Problem description:
Quote all entries in full, exactly.

Records contained in a dataset:
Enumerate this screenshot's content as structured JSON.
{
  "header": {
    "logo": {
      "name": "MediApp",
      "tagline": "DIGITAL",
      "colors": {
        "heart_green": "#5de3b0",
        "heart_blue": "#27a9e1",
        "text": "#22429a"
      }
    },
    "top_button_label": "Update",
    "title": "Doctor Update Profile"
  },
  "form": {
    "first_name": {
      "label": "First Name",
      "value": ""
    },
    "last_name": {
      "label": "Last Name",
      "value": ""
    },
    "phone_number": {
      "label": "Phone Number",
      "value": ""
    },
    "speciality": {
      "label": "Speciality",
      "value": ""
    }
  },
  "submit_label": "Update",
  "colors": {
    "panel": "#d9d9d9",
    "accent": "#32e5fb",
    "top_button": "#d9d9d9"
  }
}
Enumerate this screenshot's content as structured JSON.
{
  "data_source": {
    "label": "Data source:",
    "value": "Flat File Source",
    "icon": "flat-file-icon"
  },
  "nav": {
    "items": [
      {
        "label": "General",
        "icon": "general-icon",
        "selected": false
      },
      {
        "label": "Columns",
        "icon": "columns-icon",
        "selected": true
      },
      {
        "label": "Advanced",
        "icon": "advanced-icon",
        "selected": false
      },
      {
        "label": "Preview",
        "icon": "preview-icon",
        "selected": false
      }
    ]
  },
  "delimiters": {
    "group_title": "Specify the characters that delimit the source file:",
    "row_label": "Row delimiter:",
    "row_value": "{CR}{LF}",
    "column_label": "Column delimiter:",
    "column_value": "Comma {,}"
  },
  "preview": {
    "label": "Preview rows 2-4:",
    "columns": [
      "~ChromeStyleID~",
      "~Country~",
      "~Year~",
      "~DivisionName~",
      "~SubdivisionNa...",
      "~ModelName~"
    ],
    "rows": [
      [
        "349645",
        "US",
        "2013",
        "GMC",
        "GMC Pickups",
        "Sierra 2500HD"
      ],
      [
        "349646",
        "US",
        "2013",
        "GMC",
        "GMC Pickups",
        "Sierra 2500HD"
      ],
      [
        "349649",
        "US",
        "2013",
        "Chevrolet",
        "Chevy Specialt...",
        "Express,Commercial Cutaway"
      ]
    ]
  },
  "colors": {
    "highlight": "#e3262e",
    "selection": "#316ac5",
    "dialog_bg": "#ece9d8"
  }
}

Answer below:
Enumerate this screenshot's content as structured JSON.
{
  "header": {
    "logo": {
      "name": "MediApp",
      "tagline": "DIGITAL",
      "colors": {
        "heart_green": "#5de3b0",
        "heart_blue": "#27a9e1",
        "text": "#22429a"
      }
    },
    "top_button_label": "Update",
    "title": "Doctor Update Profile"
  },
  "form": {
    "first_name": {
      "label": "First Name",
      "value": ""
    },
    "last_name": {
      "label": "Last Name",
      "value": ""
    },
    "phone_number": {
      "label": "Phone Number",
      "value": ""
    },
    "speciality": {
      "label": "Speciality",
      "value": ""
    }
  },
  "submit_label": "Update",
  "colors": {
    "panel": "#d9d9d9",
    "accent": "#32e5fb",
    "top_button": "#d9d9d9"
  }
}
Enumerate this screenshot's content as structured JSON.
{
  "data_source": {
    "label": "Data source:",
    "value": "Flat File Source",
    "icon": "flat-file-icon"
  },
  "nav": {
    "items": [
      {
        "label": "General",
        "icon": "general-icon",
        "selected": false
      },
      {
        "label": "Columns",
        "icon": "columns-icon",
        "selected": true
      },
      {
        "label": "Advanced",
        "icon": "advanced-icon",
        "selected": false
      },
      {
        "label": "Preview",
        "icon": "preview-icon",
        "selected": false
      }
    ]
  },
  "delimiters": {
    "group_title": "Specify the characters that delimit the source file:",
    "row_label": "Row delimiter:",
    "row_value": "{CR}{LF}",
    "column_label": "Column delimiter:",
    "column_value": "Comma {,}"
  },
  "preview": {
    "label": "Preview rows 2-4:",
    "columns": [
      "~ChromeStyleID~",
      "~Country~",
      "~Year~",
      "~DivisionName~",
      "~SubdivisionNa...",
      "~ModelName~"
    ],
    "rows": [
      [
        "349645",
        "US",
        "2013",
        "GMC",
        "GMC Pickups",
        "Sierra 2500HD"
      ],
      [
        "349646",
        "US",
        "2013",
        "GMC",
        "GMC Pickups",
        "Sierra 2500HD"
      ],
      [
        "349649",
        "US",
        "2013",
        "Chevrolet",
        "Chevy Specialt...",
        "Express,Commercial Cutaway"
      ]
    ]
  },
  "colors": {
    "highlight": "#e3262e",
    "selection": "#316ac5",
    "dialog_bg": "#ece9d8"
  }
}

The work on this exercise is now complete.